[Dataset rows for apps and sites]
►

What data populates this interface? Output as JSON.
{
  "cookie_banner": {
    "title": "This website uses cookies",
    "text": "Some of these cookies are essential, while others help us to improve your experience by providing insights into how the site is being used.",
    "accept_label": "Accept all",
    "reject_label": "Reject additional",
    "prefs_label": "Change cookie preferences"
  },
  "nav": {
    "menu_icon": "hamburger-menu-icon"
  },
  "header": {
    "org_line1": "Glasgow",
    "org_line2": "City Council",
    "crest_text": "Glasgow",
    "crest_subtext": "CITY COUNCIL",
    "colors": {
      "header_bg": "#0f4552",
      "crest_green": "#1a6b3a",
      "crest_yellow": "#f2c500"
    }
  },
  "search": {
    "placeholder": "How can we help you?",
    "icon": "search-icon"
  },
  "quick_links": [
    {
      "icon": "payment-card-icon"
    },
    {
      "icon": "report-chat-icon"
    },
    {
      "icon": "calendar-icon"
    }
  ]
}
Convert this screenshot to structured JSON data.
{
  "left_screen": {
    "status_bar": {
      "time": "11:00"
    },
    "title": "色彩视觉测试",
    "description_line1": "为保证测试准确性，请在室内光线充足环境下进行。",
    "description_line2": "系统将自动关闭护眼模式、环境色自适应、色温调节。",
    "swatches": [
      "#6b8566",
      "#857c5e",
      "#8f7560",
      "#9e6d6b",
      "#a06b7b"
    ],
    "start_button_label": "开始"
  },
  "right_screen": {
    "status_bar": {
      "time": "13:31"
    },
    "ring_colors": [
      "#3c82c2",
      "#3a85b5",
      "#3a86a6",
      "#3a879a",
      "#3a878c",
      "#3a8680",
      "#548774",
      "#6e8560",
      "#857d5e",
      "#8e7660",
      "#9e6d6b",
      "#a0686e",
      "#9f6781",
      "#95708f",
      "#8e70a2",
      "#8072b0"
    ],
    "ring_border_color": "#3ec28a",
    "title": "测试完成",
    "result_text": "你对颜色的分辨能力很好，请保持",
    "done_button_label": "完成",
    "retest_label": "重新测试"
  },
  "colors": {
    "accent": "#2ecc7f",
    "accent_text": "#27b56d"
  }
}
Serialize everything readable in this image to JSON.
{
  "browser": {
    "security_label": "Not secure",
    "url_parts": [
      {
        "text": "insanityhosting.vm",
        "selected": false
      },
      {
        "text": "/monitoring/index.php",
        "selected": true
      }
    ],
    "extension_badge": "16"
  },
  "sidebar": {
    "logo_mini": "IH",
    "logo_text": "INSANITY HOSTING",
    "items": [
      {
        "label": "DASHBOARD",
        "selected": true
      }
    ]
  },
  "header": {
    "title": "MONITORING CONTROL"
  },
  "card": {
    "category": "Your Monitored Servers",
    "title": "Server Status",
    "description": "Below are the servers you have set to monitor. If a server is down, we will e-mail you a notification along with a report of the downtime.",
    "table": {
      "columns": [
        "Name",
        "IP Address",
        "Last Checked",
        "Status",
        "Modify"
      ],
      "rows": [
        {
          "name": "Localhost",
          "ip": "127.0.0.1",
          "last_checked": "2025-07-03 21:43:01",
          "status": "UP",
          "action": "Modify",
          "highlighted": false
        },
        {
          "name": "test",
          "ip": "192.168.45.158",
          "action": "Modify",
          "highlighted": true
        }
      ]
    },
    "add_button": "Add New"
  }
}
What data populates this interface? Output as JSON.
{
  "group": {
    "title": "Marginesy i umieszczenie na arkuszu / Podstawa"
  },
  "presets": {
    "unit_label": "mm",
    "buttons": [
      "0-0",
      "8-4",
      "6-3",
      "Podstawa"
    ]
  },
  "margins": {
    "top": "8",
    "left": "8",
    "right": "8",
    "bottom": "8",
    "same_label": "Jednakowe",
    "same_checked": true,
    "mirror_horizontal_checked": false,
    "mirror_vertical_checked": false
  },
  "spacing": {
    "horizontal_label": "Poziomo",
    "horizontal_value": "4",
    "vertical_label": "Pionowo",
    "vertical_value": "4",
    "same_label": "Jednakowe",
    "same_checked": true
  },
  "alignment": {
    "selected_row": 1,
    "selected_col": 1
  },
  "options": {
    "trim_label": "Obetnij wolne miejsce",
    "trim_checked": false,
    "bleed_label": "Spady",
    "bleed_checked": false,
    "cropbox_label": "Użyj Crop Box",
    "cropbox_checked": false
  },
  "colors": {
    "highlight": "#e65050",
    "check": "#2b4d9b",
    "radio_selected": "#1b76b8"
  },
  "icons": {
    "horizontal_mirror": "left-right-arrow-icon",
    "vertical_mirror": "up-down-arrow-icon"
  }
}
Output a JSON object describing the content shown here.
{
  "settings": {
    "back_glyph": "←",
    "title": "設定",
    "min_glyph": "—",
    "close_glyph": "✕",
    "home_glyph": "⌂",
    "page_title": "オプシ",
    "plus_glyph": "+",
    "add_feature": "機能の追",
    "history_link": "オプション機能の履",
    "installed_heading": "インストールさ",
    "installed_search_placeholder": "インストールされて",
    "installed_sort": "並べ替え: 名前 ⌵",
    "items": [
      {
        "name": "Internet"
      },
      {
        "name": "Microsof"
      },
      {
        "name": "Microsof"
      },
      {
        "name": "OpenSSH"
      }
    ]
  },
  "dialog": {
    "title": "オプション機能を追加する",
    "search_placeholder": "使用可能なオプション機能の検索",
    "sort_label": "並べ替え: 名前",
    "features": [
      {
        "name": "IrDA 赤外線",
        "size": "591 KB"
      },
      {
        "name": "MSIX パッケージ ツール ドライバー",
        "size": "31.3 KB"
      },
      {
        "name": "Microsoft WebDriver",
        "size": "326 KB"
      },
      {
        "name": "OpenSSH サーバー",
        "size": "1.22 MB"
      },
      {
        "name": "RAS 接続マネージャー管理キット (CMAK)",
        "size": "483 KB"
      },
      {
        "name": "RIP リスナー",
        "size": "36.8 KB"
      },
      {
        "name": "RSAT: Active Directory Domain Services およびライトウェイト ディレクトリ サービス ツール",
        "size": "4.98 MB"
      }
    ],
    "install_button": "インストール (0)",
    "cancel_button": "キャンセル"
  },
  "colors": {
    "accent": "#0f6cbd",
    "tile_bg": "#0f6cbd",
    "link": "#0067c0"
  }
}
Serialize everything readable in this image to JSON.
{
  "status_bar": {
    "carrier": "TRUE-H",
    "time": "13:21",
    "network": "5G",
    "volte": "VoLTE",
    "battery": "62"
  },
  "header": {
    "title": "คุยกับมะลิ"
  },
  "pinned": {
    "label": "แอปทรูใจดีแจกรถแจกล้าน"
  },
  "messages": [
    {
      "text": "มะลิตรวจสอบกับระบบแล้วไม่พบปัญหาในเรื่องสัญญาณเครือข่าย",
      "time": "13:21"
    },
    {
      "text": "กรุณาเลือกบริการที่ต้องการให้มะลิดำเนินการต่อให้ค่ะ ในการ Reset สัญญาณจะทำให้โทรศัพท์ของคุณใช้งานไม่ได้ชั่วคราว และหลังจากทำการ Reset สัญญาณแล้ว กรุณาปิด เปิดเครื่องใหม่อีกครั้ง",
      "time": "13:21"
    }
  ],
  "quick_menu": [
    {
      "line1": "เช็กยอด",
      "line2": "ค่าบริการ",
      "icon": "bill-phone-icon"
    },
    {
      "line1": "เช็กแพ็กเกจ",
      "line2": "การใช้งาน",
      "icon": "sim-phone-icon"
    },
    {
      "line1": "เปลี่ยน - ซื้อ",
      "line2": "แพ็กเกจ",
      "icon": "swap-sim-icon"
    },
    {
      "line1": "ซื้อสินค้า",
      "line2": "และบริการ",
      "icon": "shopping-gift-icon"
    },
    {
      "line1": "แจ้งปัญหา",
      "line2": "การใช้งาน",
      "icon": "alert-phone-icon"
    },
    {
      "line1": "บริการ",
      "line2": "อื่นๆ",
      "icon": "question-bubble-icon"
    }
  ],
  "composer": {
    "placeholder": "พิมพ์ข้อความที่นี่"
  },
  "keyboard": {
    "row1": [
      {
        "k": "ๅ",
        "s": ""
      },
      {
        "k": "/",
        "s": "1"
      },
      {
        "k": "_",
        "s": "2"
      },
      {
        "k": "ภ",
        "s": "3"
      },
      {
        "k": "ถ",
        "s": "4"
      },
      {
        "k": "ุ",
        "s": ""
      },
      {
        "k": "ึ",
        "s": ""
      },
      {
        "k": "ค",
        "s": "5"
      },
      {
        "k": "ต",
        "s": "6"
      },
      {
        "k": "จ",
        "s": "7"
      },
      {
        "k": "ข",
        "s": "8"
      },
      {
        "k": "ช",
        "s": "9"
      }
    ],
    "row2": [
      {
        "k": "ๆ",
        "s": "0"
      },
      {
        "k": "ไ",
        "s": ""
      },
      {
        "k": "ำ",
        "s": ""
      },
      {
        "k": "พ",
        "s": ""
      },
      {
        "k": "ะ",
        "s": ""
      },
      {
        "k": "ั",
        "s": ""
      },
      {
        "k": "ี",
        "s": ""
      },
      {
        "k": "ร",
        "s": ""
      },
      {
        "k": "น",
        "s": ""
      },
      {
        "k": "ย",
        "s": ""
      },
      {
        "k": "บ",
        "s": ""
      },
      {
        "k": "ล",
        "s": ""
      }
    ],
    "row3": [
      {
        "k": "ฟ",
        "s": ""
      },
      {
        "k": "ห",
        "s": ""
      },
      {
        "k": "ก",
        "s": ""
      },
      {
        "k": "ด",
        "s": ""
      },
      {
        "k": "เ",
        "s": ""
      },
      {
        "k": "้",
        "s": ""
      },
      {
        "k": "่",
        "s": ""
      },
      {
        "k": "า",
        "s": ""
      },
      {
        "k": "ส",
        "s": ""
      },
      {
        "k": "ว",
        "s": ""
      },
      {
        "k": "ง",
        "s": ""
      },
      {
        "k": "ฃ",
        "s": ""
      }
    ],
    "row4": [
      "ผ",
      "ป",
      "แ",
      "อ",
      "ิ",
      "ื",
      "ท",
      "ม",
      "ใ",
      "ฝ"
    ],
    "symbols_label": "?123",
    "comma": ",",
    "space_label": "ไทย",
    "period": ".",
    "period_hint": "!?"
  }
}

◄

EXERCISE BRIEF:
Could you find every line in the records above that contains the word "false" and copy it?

FINAL ANSWER:
        "selected": false
          "highlighted": false
    "mirror_horizontal_checked": false,
    "mirror_vertical_checked": false
    "trim_checked": false,
    "bleed_checked": false,
    "cropbox_checked": false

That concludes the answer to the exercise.